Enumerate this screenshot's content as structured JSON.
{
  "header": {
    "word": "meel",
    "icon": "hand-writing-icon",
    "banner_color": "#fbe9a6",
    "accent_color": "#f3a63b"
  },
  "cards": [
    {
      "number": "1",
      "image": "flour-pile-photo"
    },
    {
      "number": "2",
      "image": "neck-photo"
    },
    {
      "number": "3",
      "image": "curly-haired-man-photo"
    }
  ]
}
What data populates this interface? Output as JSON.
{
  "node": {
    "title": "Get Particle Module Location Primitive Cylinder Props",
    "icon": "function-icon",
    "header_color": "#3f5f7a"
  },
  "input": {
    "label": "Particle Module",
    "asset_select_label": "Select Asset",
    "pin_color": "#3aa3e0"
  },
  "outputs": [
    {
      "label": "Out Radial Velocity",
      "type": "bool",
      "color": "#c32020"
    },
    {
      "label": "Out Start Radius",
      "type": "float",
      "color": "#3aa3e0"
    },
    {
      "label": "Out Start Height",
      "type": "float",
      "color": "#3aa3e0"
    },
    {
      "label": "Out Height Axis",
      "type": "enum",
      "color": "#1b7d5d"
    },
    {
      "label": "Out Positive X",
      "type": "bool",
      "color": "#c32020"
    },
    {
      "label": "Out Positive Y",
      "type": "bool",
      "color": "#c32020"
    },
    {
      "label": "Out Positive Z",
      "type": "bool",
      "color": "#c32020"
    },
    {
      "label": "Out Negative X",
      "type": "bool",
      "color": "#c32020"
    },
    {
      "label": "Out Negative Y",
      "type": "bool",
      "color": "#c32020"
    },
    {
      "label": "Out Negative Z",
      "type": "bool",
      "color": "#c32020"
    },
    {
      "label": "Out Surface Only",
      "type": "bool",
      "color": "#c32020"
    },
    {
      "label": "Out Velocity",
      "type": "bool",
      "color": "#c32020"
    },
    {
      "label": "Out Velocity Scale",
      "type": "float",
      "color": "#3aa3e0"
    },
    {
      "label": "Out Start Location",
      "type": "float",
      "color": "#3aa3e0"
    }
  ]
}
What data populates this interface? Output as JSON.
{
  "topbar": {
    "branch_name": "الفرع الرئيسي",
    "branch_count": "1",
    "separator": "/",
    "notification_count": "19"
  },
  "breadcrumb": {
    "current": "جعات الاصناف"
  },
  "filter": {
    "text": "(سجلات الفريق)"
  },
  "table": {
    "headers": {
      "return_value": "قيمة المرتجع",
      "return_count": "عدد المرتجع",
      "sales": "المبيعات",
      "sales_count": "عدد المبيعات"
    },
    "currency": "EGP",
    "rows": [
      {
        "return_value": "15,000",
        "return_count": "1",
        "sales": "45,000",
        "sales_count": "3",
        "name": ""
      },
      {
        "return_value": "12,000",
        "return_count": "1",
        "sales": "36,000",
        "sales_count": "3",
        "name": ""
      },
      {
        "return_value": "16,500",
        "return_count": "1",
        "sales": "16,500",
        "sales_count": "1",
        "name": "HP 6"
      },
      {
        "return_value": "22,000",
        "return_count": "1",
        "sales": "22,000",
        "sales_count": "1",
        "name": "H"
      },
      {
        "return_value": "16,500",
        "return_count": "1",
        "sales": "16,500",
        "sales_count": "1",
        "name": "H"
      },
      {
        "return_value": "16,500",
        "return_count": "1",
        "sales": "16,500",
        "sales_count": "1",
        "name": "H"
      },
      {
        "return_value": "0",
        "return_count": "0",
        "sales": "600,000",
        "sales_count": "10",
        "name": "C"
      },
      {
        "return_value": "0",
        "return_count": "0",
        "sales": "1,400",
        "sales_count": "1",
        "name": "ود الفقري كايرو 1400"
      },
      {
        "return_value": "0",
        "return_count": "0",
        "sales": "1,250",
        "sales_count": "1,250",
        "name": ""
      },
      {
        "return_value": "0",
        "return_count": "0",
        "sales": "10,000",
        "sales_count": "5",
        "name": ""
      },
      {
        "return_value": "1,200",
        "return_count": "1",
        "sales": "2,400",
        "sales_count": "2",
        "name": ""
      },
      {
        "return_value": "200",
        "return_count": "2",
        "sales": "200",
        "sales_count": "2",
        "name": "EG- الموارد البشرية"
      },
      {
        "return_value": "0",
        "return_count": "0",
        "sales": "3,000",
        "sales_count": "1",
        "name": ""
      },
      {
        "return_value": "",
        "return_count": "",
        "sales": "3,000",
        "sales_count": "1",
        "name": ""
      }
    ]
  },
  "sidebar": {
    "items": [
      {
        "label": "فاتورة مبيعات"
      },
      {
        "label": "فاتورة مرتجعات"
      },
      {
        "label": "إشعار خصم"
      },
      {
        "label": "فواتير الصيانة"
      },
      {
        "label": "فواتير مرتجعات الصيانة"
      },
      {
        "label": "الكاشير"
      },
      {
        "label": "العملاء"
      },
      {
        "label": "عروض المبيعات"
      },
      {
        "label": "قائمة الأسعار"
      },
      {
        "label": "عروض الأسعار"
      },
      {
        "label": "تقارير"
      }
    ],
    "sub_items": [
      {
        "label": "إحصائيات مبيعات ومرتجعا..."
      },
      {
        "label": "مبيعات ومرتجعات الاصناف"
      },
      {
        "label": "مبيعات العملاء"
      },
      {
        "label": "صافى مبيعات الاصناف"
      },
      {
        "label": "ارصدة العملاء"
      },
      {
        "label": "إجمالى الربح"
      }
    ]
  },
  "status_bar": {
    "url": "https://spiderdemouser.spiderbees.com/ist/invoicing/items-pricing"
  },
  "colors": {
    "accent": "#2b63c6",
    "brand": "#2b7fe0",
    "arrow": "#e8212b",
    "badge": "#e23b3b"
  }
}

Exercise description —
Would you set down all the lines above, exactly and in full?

Written response —
Enumerate this screenshot's content as structured JSON.
{
  "header": {
    "word": "meel",
    "icon": "hand-writing-icon",
    "banner_color": "#fbe9a6",
    "accent_color": "#f3a63b"
  },
  "cards": [
    {
      "number": "1",
      "image": "flour-pile-photo"
    },
    {
      "number": "2",
      "image": "neck-photo"
    },
    {
      "number": "3",
      "image": "curly-haired-man-photo"
    }
  ]
}
What data populates this interface? Output as JSON.
{
  "node": {
    "title": "Get Particle Module Location Primitive Cylinder Props",
    "icon": "function-icon",
    "header_color": "#3f5f7a"
  },
  "input": {
    "label": "Particle Module",
    "asset_select_label": "Select Asset",
    "pin_color": "#3aa3e0"
  },
  "outputs": [
    {
      "label": "Out Radial Velocity",
      "type": "bool",
      "color": "#c32020"
    },
    {
      "label": "Out Start Radius",
      "type": "float",
      "color": "#3aa3e0"
    },
    {
      "label": "Out Start Height",
      "type": "float",
      "color": "#3aa3e0"
    },
    {
      "label": "Out Height Axis",
      "type": "enum",
      "color": "#1b7d5d"
    },
    {
      "label": "Out Positive X",
      "type": "bool",
      "color": "#c32020"
    },
    {
      "label": "Out Positive Y",
      "type": "bool",
      "color": "#c32020"
    },
    {
      "label": "Out Positive Z",
      "type": "bool",
      "color": "#c32020"
    },
    {
      "label": "Out Negative X",
      "type": "bool",
      "color": "#c32020"
    },
    {
      "label": "Out Negative Y",
      "type": "bool",
      "color": "#c32020"
    },
    {
      "label": "Out Negative Z",
      "type": "bool",
      "color": "#c32020"
    },
    {
      "label": "Out Surface Only",
      "type": "bool",
      "color": "#c32020"
    },
    {
      "label": "Out Velocity",
      "type": "bool",
      "color": "#c32020"
    },
    {
      "label": "Out Velocity Scale",
      "type": "float",
      "color": "#3aa3e0"
    },
    {
      "label": "Out Start Location",
      "type": "float",
      "color": "#3aa3e0"
    }
  ]
}
What data populates this interface? Output as JSON.
{
  "topbar": {
    "branch_name": "الفرع الرئيسي",
    "branch_count": "1",
    "separator": "/",
    "notification_count": "19"
  },
  "breadcrumb": {
    "current": "جعات الاصناف"
  },
  "filter": {
    "text": "(سجلات الفريق)"
  },
  "table": {
    "headers": {
      "return_value": "قيمة المرتجع",
      "return_count": "عدد المرتجع",
      "sales": "المبيعات",
      "sales_count": "عدد المبيعات"
    },
    "currency": "EGP",
    "rows": [
      {
        "return_value": "15,000",
        "return_count": "1",
        "sales": "45,000",
        "sales_count": "3",
        "name": ""
      },
      {
        "return_value": "12,000",
        "return_count": "1",
        "sales": "36,000",
        "sales_count": "3",
        "name": ""
      },
      {
        "return_value": "16,500",
        "return_count": "1",
        "sales": "16,500",
        "sales_count": "1",
        "name": "HP 6"
      },
      {
        "return_value": "22,000",
        "return_count": "1",
        "sales": "22,000",
        "sales_count": "1",
        "name": "H"
      },
      {
        "return_value": "16,500",
        "return_count": "1",
        "sales": "16,500",
        "sales_count": "1",
        "name": "H"
      },
      {
        "return_value": "16,500",
        "return_count": "1",
        "sales": "16,500",
        "sales_count": "1",
        "name": "H"
      },
      {
        "return_value": "0",
        "return_count": "0",
        "sales": "600,000",
        "sales_count": "10",
        "name": "C"
      },
      {
        "return_value": "0",
        "return_count": "0",
        "sales": "1,400",
        "sales_count": "1",
        "name": "ود الفقري كايرو 1400"
      },
      {
        "return_value": "0",
        "return_count": "0",
        "sales": "1,250",
        "sales_count": "1,250",
        "name": ""
      },
      {
        "return_value": "0",
        "return_count": "0",
        "sales": "10,000",
        "sales_count": "5",
        "name": ""
      },
      {
        "return_value": "1,200",
        "return_count": "1",
        "sales": "2,400",
        "sales_count": "2",
        "name": ""
      },
      {
        "return_value": "200",
        "return_count": "2",
        "sales": "200",
        "sales_count": "2",
        "name": "EG- الموارد البشرية"
      },
      {
        "return_value": "0",
        "return_count": "0",
        "sales": "3,000",
        "sales_count": "1",
        "name": ""
      },
      {
        "return_value": "",
        "return_count": "",
        "sales": "3,000",
        "sales_count": "1",
        "name": ""
      }
    ]
  },
  "sidebar": {
    "items": [
      {
        "label": "فاتورة مبيعات"
      },
      {
        "label": "فاتورة مرتجعات"
      },
      {
        "label": "إشعار خصم"
      },
      {
        "label": "فواتير الصيانة"
      },
      {
        "label": "فواتير مرتجعات الصيانة"
      },
      {
        "label": "الكاشير"
      },
      {
        "label": "العملاء"
      },
      {
        "label": "عروض المبيعات"
      },
      {
        "label": "قائمة الأسعار"
      },
      {
        "label": "عروض الأسعار"
      },
      {
        "label": "تقارير"
      }
    ],
    "sub_items": [
      {
        "label": "إحصائيات مبيعات ومرتجعا..."
      },
      {
        "label": "مبيعات ومرتجعات الاصناف"
      },
      {
        "label": "مبيعات العملاء"
      },
      {
        "label": "صافى مبيعات الاصناف"
      },
      {
        "label": "ارصدة العملاء"
      },
      {
        "label": "إجمالى الربح"
      }
    ]
  },
  "status_bar": {
    "url": "https://spiderdemouser.spiderbees.com/ist/invoicing/items-pricing"
  },
  "colors": {
    "accent": "#2b63c6",
    "brand": "#2b7fe0",
    "arrow": "#e8212b",
    "badge": "#e23b3b"
  }
}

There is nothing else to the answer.